START MATERIAL TO PROCESS

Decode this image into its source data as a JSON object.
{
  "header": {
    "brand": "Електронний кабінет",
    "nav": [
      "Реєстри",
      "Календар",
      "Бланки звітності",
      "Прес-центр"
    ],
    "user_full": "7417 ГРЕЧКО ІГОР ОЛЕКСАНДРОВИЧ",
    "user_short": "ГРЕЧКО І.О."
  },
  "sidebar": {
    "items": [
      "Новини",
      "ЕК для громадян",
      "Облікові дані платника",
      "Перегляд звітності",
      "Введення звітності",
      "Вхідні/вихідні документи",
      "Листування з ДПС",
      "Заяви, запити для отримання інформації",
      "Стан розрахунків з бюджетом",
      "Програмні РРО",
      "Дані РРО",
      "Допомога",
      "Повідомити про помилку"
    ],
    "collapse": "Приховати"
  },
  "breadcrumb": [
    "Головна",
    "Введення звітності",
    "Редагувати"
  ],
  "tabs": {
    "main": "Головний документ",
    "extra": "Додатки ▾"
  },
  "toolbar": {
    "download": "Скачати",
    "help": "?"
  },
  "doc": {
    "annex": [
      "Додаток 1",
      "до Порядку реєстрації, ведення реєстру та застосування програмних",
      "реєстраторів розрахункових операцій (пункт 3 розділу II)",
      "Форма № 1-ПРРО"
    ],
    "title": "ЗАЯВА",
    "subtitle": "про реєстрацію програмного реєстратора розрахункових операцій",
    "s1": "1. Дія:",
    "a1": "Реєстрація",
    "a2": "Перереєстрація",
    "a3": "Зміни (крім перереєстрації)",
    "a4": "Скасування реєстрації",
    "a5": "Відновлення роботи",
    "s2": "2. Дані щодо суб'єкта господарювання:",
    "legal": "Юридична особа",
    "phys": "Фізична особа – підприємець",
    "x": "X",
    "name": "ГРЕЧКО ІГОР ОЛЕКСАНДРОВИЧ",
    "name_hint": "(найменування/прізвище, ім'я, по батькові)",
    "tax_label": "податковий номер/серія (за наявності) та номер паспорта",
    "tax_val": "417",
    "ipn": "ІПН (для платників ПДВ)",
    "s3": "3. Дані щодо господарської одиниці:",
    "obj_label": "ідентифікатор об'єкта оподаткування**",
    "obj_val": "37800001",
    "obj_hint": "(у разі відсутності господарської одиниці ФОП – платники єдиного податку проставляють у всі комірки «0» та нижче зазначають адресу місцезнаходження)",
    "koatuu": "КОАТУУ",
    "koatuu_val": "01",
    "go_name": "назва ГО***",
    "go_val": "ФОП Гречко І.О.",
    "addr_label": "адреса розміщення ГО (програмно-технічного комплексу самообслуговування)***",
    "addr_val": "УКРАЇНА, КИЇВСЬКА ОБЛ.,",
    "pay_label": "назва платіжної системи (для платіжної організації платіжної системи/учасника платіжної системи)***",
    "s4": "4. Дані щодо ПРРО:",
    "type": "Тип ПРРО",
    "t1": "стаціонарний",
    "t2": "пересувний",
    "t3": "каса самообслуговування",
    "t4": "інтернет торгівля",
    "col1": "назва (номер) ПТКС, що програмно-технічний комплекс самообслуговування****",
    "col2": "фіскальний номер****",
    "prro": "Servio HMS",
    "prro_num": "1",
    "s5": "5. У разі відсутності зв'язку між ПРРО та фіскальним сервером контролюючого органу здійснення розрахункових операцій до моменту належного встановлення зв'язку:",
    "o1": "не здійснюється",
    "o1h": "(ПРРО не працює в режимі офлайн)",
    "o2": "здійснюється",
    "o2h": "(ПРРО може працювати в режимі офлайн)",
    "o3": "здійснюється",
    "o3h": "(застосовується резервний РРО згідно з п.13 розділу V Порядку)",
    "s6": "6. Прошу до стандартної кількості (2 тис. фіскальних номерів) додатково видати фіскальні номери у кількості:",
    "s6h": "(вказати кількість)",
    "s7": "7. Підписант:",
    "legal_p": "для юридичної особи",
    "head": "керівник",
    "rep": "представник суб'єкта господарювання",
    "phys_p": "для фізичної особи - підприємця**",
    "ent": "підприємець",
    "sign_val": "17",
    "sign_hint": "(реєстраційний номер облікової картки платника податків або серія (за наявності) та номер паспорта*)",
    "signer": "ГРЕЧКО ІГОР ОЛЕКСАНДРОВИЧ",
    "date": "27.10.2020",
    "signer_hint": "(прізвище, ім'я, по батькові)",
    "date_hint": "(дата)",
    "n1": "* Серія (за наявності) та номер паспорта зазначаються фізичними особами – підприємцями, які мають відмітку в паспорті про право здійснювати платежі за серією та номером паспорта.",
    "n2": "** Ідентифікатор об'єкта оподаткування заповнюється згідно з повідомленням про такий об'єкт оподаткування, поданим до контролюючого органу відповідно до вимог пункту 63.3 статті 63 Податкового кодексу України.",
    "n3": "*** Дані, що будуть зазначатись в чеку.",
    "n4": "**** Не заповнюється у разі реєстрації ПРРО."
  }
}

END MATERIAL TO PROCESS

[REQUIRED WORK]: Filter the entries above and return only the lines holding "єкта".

[WRITTEN RESPONSE]:
    "s2": "2. Дані щодо суб'єкта господарювання:",
    "obj_label": "ідентифікатор об'єкта оподаткування**",
    "rep": "представник суб'єкта господарювання",
    "n2": "** Ідентифікатор об'єкта оподаткування заповнюється згідно з повідомленням про такий об'єкт оподаткування, поданим до контролюючого органу відповідно до вимог пункту 63.3 статті 63 Податкового кодексу України.",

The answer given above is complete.